:: Requirement ::
Find the lines of the listing that contain the string "JSON", and return them.

:: Data to process ::

Content starts

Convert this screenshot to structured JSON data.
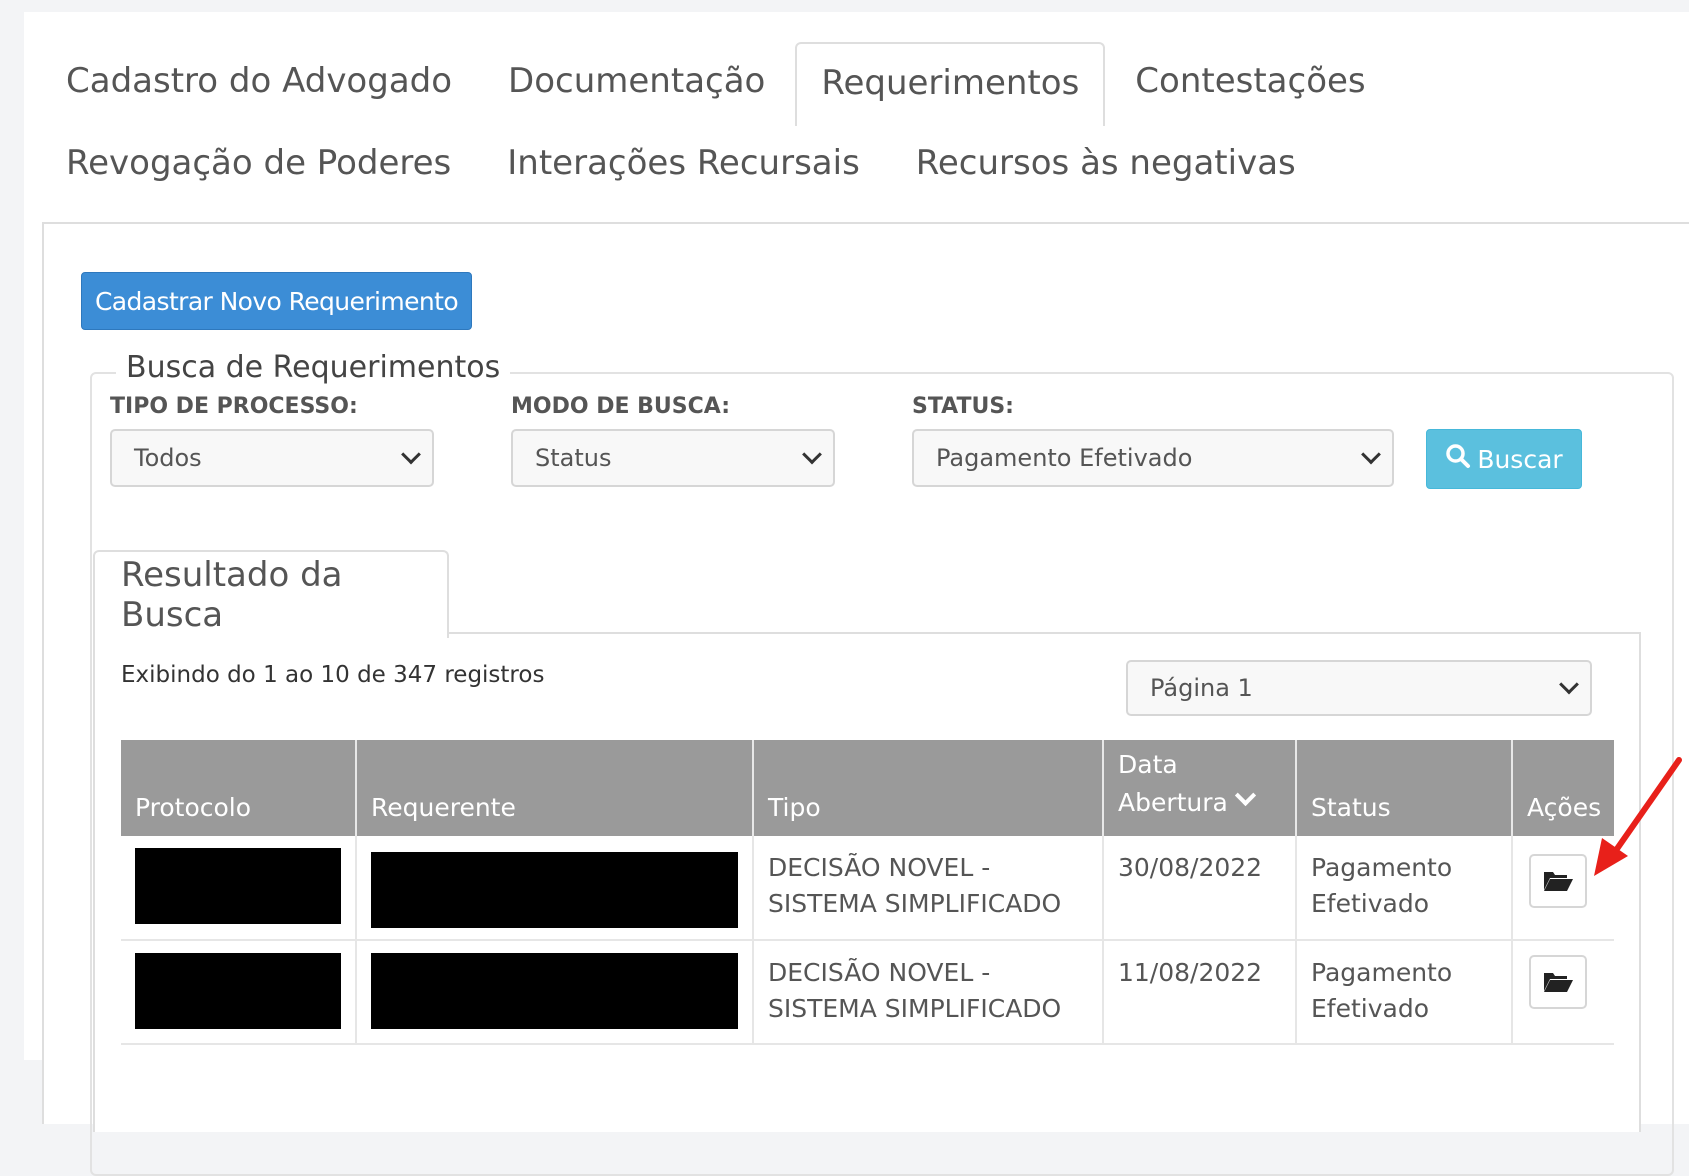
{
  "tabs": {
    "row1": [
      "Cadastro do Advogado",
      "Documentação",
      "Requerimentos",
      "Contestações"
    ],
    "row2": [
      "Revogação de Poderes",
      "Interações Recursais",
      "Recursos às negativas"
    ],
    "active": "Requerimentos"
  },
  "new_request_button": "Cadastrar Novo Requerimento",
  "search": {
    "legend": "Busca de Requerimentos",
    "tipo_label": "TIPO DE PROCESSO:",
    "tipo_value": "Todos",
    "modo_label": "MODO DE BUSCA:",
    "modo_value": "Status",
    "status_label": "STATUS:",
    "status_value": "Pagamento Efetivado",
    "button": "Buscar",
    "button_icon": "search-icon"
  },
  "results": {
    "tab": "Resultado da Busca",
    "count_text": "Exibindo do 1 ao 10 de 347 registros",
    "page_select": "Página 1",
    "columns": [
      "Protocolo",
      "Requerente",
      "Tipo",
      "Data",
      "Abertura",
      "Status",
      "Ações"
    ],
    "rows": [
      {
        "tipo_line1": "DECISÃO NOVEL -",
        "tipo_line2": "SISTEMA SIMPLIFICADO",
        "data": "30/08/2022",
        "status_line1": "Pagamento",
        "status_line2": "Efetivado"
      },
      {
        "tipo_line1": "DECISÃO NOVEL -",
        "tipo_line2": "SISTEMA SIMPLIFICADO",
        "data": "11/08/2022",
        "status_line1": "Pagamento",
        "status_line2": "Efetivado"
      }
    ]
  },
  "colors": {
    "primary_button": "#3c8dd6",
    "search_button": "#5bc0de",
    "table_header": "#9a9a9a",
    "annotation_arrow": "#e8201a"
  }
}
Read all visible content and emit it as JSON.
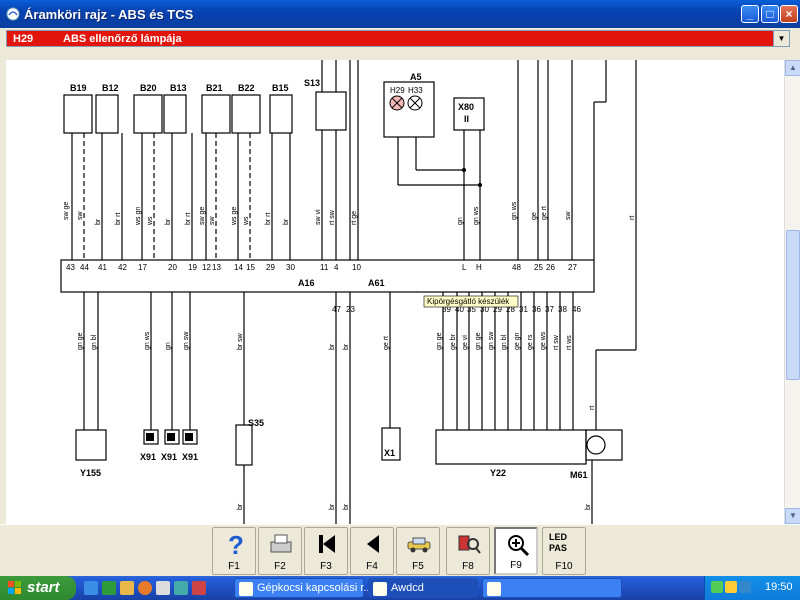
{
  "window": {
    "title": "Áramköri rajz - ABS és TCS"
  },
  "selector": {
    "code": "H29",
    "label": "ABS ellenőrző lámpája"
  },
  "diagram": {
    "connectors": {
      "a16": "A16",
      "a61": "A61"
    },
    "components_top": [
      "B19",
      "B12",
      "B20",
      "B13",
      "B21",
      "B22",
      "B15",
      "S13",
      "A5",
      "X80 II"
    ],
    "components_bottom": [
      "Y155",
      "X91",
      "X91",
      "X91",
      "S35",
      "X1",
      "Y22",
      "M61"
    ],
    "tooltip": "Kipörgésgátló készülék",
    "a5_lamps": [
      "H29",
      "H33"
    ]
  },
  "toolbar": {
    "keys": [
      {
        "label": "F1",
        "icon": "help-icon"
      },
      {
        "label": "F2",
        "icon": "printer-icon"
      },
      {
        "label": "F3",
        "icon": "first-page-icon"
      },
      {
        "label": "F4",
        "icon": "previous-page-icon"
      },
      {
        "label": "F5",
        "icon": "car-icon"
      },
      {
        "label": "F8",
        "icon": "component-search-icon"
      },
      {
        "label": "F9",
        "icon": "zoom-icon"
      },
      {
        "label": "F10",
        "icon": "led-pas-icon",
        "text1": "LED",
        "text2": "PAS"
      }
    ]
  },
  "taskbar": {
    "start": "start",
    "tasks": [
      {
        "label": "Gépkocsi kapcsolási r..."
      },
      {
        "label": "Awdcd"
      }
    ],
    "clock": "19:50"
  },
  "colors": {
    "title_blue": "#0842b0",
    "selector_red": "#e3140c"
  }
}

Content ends

:: Answer to this task ::
Convert this screenshot to structured JSON data.
Read all visible content and emit it as JSON.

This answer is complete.